>>Mike Beaver:I came to Penn State as a student — before WWII.
Got a year in. Went in the service. Came out early with an
injury. And I ended up working at Carpernter Technology.
Sort of was a disillusioned young man, having been hurt, and so on.
And worked at Carpenter. Married my high school sweetheart.
She became a secretary at Penn State in the school of Forestry and I went on into
metallurgy as a result of my experience working at Carpenter.
Got my degree and came back to reading in 1948.
And at that time, Penn State was offering extension courses
for certificates through WPI the Wyomissing Polytechnic Institute.
And I was asked to come aboard as a nighttime instructor for adults
and did so for three years teaching metallurgy. In the meantime,
my career was advancing through Carpenter and I got to see the value of what was going
on at WPI, because we were hiring many of two-year graduates
of the WPI program into middle management. Penn State was involved

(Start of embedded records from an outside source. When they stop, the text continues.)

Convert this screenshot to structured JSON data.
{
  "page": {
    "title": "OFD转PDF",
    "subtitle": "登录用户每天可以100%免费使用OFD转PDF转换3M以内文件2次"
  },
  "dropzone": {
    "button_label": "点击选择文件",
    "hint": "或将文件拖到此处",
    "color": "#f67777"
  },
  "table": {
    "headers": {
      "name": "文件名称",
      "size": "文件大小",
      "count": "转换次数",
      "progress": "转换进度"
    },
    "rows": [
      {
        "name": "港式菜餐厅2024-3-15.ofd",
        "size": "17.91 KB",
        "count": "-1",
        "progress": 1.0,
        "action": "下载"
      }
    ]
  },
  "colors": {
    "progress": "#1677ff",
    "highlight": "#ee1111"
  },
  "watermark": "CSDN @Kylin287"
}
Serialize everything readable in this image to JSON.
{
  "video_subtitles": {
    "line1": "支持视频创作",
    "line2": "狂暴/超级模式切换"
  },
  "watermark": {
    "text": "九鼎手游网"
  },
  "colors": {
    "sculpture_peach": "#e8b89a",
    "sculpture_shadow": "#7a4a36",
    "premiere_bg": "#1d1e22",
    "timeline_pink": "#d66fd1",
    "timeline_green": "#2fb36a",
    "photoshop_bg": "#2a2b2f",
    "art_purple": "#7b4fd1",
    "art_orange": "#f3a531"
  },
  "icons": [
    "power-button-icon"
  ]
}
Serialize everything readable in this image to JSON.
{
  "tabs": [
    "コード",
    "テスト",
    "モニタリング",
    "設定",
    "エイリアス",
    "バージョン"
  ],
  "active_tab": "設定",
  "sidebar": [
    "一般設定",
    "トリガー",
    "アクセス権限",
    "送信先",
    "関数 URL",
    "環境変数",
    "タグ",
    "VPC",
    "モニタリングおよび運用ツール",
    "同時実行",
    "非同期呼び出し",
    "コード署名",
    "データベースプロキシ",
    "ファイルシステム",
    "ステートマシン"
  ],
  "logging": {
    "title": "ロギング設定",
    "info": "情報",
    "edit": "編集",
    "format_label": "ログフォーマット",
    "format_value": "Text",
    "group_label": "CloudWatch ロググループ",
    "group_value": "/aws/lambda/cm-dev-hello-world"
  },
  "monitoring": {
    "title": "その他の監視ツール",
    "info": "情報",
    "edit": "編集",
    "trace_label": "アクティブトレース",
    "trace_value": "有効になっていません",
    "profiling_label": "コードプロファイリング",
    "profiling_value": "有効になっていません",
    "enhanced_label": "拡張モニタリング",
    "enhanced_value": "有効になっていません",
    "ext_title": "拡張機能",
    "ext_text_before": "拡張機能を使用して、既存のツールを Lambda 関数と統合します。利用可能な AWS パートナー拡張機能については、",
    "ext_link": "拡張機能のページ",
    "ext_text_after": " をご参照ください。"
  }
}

and would honor the schooling from WPI towards the bachelor’s program at Penn State,
and I became a great supporter of that program. So, when finally Penn State took over,
because the families that were involved in WPI
did not want WPI to just disappear and wanted it to continue in some way and
offered it to Penn State and Penn State took it over with
Harold Perkins becoming the first chief executive officer.
And he was a dynamo. There was no development staff.
Harold was it. It took some of us,
the Tom Handwerks, the Jim Stoudts – people that type –
to really come aboard and help do the job of developing this campus.
An interesting part of the history of Penn State Berks is
how the various buildings on the campus developed here
and why we are where we are now as far as location is concerned.
We started out in the old WPI building, and then we ended up in what is now the borough
hall in Wyomissing — the Thun family home then became our campus
building and then we finally got to this site
We got on this piece of land for two reasons: One, Irving Cohen granted us a piece of land
where they’re now building a shopping center behind Best Buy
and the decision was made that’s not a good piece of land for the
long-term future of Penn State Berks. And Irvy turned around and
bought back the land from Penn State even though he donated it to us in the first
time. At the same time, looking for the other location,
were the interest of the Thuns and the Jannssens to grant us options to buy land here at a
good price once we got here, we had to build buildings.
The first building was the Luerssen building. That was state money.
That came out of the state. That was to be THE campus.
Administration, faculty housing, classrooms, laboratories, that was it.
The next building came along was built locally by local money upon approval
of the capital campaign review board of Berks County.
That granted us approval to campaign for the monies
to build what became the Perkins Building –
again a general purpose building of theatre, classrooms, food service, student
union at that time. That was the Perkins building.
It was not so named at the beginning. It was a building to do those activities.
They approved that and it was a very successful campaign
which was headed by Louie Thun From that came another campaign
ten years later to build another multi-purpose building
a gymnasium, a large convention type center on the campus and that became eventually the
Beaver Community Center. Which was a surprise to me.
I had the honor of chairing that campaign. Both the naming of both the Perkins Building
and the Beaver Community Center was not something we knew about.
That was engineered by Kim Murphy. She really engineered that through trustees
and so on to get those buildings so named. So the capital campaign review board
approved the Perkins building campaign, the beaver community center and then later
on the Franco Building. The Franco building campaign was chaired by
my son, Thomas Beaver.
For a long time there was no other campus that came close to this one
in terms of the percentage of the capital buildings that were here..
Berks County recognized the importance of having a major university presence in berks
County – being part of a major research university.
So when capital campaigns identified Penn State as a recipient
it would be OK to have a campaign, people came aboard, industry came aboard.
Unfortunately, today many of those businesses are no longer here.
The Danas, in terms of major manufacturing, but they always supported it in a big way,
and even though we have over 10,000 Penn State graduates in Berks county,
we get very little support at the Berks campus. Less that 500-600 graduates support capital
campaigns. It’s mainly been the local community that
has done that, rather than the graduates helping to build
this campus or even build University Park any future capital
campaigns we must work much harder with faculty, staff,
and most importantly alumni. For the most part the alumni have not come
to the party. Thun campaign built the Luerssen building,
the Beaver campaign, the campaign that I chaired built the Beaver community center,
and my son’s campaign built the Franco building. Tom Beaver, who is a Lehigh graduate, my son,
built that building. And the most recent addition to the Library,
was a Bob Cardy, headed capital campaign.